[INFORMATION — start]

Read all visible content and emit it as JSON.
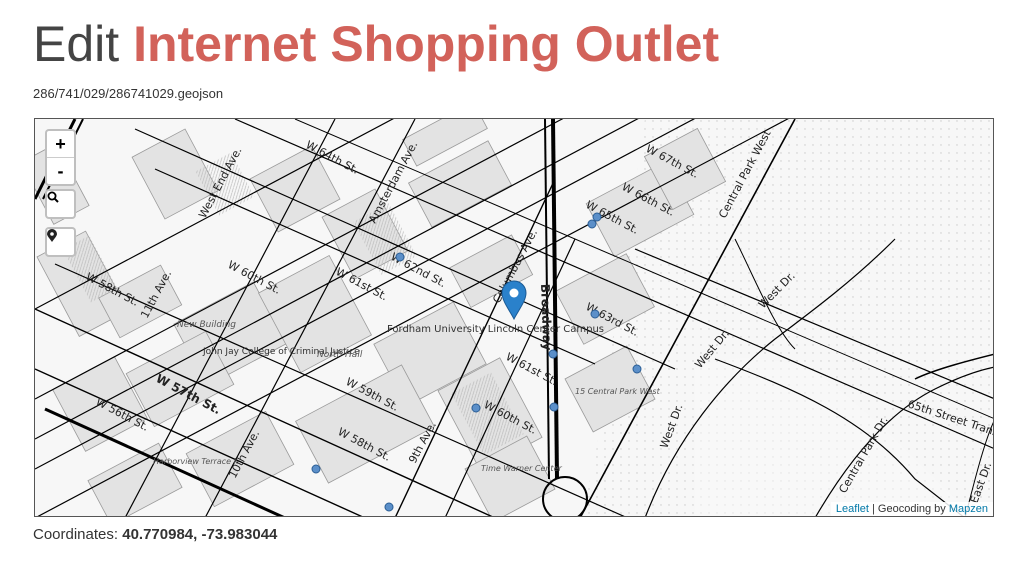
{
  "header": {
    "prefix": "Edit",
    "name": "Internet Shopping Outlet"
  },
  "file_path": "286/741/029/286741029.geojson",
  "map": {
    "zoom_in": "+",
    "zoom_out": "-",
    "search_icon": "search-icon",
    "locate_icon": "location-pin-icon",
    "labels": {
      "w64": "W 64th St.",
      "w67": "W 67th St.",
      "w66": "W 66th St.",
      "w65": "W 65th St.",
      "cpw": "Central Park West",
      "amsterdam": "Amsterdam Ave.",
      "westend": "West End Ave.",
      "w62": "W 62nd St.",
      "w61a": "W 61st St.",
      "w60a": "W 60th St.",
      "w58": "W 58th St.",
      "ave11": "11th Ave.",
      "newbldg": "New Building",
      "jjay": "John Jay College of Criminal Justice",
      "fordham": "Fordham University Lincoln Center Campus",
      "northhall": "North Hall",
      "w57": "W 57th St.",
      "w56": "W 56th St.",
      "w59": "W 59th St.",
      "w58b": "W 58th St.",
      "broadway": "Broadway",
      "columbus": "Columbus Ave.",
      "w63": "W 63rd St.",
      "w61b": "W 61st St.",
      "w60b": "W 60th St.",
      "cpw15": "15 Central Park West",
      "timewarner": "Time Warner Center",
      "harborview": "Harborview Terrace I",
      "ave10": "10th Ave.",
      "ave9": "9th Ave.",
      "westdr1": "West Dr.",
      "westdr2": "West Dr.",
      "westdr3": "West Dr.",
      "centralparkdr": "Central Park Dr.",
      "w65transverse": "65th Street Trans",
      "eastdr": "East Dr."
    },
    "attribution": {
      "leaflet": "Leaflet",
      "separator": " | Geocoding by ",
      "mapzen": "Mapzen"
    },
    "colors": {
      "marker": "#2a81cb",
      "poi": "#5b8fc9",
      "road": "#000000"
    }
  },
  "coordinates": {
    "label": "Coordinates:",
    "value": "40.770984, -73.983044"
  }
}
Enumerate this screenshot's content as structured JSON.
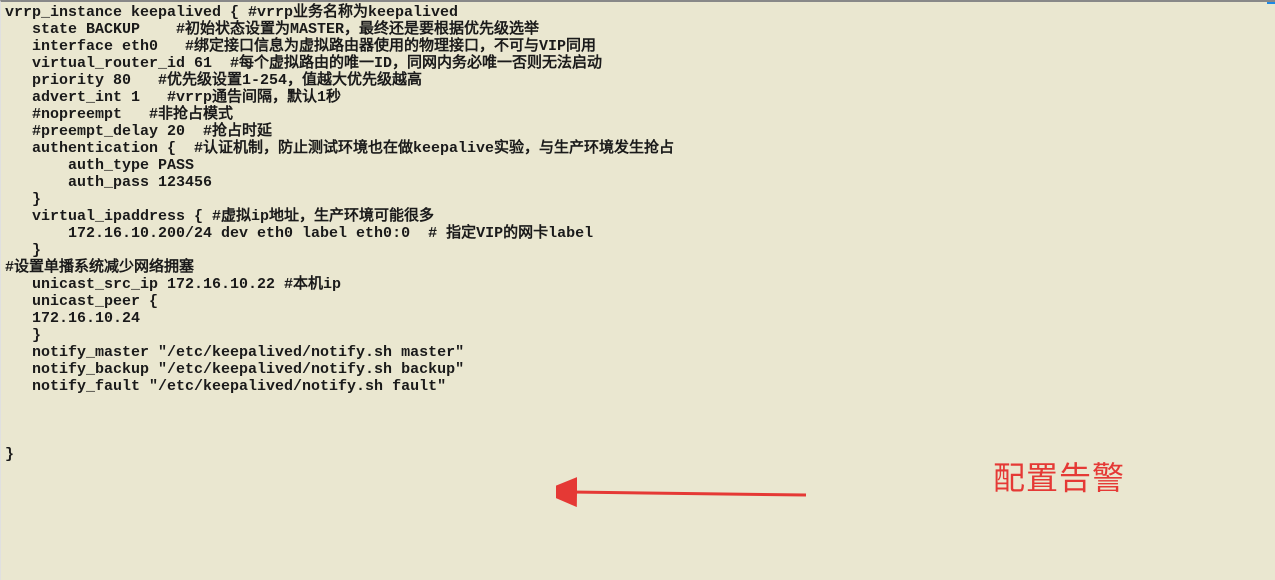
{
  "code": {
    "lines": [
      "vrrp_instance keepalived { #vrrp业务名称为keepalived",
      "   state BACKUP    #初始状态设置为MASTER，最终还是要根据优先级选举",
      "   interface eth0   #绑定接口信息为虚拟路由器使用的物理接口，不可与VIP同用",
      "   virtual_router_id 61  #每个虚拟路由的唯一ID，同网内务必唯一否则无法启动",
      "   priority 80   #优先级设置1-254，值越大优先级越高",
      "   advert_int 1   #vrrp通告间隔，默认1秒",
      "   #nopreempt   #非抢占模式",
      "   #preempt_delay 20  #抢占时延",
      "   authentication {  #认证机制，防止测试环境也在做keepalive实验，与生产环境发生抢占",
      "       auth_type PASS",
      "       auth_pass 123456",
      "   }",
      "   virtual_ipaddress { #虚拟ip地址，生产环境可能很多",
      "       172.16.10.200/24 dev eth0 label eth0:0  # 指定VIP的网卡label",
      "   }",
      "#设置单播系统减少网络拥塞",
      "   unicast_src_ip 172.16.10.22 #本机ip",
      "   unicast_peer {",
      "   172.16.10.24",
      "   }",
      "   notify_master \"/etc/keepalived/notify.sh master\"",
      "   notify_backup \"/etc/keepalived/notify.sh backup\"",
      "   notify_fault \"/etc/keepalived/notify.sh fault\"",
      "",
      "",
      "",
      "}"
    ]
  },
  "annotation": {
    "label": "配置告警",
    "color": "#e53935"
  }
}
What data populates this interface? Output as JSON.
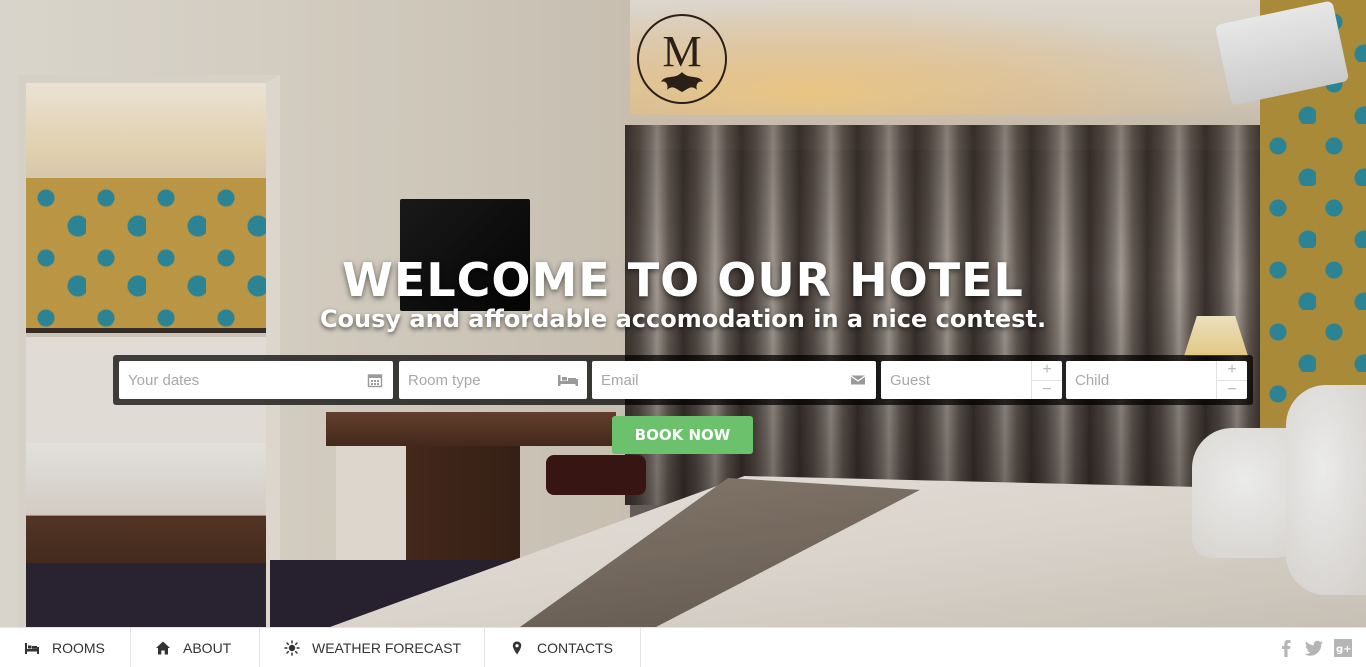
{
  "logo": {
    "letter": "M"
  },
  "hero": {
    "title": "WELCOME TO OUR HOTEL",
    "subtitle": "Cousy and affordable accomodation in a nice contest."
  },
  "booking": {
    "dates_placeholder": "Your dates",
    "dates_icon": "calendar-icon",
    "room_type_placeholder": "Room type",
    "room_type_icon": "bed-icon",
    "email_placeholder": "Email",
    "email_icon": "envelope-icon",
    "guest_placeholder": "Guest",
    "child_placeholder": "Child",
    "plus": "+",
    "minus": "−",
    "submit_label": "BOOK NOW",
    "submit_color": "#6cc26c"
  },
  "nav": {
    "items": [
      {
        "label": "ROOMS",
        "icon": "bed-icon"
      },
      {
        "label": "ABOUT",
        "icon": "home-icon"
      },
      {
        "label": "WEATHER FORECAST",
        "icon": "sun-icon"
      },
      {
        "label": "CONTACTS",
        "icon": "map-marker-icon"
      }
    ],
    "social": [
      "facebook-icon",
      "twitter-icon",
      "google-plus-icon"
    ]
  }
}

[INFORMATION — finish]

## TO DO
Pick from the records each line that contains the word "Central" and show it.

## EXERCISE RESULT
      "cpw": "Central Park West",
      "cpw15": "15 Central Park West",
      "centralparkdr": "Central Park Dr.",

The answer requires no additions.